If you’ve seen our rosé hutch at the Wine Center, you know that the wine comes in a broad variety of pinkish-hues: from a light coppery tint to a brilliant ruby-red, with all sorts of colors in-between.
How does a rosé get its color? It might come as a surprise, but only a few wine grapes on the planet actually have red juice when pressed: Cabernet, Grenache, Pinot Noir, Zinfandel – all begin their journey into wine as clear juice. The red wines that come from these grapes pick up color from extended contact with the grape skins; generally speaking, the longer the exposure, the darker the color (depending upon the grape and a variety of natural chemical processes which occur.) One of the primary ways of making rosé utilizes relatively minimal grape skin contact with the juice to create a wine of a desired color. This process retains many of the characteristics of its mother grape but to a lesser (and more quaffable) extent than a wine than those destined to become red.
Rosé is one of the more ancient styles of wine and has been made throughout the world’s greatest wine-growing areas; however, it didn’t really take hold in the United States until the 1980s, several years after Sutter Home Winery debuted its first commercial release of White Zinfandel.
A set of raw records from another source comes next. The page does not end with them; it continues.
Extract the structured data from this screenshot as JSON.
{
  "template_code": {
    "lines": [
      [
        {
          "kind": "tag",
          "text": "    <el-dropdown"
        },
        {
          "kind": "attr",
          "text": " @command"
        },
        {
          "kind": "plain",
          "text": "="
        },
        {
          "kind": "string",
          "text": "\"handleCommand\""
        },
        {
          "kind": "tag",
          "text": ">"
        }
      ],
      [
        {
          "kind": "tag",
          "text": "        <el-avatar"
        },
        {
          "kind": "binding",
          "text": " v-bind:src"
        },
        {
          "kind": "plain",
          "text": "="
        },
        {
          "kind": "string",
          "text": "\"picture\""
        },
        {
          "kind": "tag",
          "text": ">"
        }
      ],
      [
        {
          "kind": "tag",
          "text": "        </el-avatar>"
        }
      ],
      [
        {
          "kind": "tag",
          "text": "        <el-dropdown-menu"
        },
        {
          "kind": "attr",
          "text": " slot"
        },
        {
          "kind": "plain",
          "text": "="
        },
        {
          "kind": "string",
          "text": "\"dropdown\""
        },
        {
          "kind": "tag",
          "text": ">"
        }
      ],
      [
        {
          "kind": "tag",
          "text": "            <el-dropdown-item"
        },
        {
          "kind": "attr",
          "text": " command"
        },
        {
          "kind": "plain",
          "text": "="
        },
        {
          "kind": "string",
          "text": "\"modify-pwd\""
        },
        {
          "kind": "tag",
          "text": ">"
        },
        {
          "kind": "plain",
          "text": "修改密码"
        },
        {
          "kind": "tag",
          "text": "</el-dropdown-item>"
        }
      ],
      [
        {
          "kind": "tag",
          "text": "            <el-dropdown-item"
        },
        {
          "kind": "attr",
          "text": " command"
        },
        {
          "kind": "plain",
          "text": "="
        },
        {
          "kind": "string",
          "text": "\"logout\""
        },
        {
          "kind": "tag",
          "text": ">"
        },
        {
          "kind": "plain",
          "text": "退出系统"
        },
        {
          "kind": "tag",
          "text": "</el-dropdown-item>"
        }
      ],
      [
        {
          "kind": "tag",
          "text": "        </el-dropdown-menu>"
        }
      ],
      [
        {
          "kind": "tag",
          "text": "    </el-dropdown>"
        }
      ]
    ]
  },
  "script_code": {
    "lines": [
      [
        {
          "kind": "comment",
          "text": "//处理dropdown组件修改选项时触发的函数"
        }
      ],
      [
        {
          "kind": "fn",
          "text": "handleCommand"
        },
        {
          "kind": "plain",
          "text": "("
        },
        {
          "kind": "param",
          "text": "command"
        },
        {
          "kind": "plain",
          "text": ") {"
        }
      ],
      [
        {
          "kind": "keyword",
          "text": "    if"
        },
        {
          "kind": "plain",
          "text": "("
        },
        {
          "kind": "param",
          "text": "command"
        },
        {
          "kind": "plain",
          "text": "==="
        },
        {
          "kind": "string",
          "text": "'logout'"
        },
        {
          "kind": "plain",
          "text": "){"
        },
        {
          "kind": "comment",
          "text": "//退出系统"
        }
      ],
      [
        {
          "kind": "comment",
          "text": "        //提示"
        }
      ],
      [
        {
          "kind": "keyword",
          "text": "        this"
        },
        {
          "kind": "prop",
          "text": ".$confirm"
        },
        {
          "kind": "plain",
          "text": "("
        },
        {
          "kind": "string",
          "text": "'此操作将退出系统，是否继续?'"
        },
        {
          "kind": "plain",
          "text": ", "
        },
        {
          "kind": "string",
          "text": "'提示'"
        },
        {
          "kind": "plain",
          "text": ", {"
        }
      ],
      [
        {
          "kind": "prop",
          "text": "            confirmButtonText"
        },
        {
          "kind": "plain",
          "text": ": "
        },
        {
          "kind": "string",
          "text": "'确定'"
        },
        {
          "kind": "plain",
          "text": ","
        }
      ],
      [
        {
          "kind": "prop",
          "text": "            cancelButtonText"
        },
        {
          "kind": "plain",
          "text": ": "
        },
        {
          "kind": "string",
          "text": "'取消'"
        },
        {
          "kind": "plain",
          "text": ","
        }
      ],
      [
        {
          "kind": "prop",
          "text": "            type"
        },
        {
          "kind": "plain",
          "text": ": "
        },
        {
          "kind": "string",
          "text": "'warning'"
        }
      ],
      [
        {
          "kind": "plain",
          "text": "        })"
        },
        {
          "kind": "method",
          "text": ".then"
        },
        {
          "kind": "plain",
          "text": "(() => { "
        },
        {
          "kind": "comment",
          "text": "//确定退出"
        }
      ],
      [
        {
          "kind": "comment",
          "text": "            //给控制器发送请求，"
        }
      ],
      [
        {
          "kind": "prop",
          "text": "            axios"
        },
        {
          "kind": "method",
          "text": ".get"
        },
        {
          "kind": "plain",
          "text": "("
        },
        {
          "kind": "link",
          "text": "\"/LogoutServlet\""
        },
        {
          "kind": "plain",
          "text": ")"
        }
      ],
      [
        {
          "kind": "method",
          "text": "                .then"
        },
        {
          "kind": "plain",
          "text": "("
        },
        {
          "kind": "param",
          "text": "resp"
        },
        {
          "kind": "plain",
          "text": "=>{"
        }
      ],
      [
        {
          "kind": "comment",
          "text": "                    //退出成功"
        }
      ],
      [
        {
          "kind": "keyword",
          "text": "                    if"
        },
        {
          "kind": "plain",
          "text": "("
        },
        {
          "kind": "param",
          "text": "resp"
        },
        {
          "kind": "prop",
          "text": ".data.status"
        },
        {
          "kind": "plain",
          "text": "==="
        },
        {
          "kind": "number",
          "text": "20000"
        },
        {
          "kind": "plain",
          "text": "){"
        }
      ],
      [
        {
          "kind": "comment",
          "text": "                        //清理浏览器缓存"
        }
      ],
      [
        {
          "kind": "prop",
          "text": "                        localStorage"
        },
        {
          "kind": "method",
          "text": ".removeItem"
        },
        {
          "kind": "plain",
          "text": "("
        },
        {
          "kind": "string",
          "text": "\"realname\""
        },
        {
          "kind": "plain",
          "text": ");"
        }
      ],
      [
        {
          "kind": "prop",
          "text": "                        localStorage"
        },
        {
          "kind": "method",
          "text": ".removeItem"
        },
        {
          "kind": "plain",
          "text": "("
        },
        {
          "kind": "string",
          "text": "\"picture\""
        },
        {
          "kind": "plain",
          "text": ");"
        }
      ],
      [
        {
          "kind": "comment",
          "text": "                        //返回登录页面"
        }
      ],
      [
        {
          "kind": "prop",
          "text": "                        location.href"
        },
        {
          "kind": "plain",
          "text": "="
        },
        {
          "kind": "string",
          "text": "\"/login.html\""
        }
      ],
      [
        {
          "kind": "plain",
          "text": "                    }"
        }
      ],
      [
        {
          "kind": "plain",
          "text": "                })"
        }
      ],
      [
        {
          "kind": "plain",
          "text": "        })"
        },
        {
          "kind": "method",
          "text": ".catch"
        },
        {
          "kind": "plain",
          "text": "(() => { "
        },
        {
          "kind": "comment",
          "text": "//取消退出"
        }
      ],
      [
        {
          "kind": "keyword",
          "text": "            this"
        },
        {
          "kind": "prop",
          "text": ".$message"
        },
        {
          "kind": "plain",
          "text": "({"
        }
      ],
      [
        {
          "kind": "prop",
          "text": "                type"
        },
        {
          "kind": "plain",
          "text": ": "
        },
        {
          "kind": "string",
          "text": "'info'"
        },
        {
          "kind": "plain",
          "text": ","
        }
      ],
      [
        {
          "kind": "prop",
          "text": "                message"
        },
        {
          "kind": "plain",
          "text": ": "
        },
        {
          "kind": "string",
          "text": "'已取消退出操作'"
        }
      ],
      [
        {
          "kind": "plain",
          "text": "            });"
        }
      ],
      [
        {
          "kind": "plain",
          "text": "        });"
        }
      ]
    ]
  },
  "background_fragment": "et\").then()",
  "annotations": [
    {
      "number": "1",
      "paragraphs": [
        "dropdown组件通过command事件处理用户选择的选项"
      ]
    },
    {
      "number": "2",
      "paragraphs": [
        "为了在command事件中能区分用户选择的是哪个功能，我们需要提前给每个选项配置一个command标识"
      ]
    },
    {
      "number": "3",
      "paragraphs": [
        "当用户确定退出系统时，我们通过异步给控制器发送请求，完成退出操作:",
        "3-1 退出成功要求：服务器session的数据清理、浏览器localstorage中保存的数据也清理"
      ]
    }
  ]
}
The White Zin craze would last throughout the 1980’s and beyond: as its popularity grew, so did its sugar and also its production, with the net result being the generalization that all rosé was pink sugar-water. It took another twenty years or so to dispel the notion that rosé was in some way inferior to its more robustly-tinted siblings.
Fortunately, the time-honored tradition of rosé production continued, both in this country and abroad, and today we have a vast selection of wines to choose from and in styles to please an equally broad range of preference. While there is a lot more to the subject than I’ve touched upon here, the bottom line is that there is a pink wine for everyone!
While I like to drink rosé year-round, I really like to drink rosé during the summer! A wine I have found myself buying repeatedly since it first hit the shelves last year is the easy drinking, highly refreshing, Yes Way Rosé. Yes Way is produced in southern France, in a juicy style, which hit me with aromas of strawberry, raspberry, and peach with the strawberry and peach continuing on the palate. It’s an enjoyable wine, and as the name would imply, it’s made more for fun than contemplation. There is a time and place for every wine: Yes Way’s time is now, and the place is wherever you like to hang out and relax. Serve it well-chilled: a bottle in an ice bucket, close at hand, is the way to go. Keep another in the fridge for backup, as Yes Way Rosé turns to “no way is this rosé already gone” more quickly than you might expect!
More musings on rosé coming soon!
– Scott Gargus (tasted 7/5/20)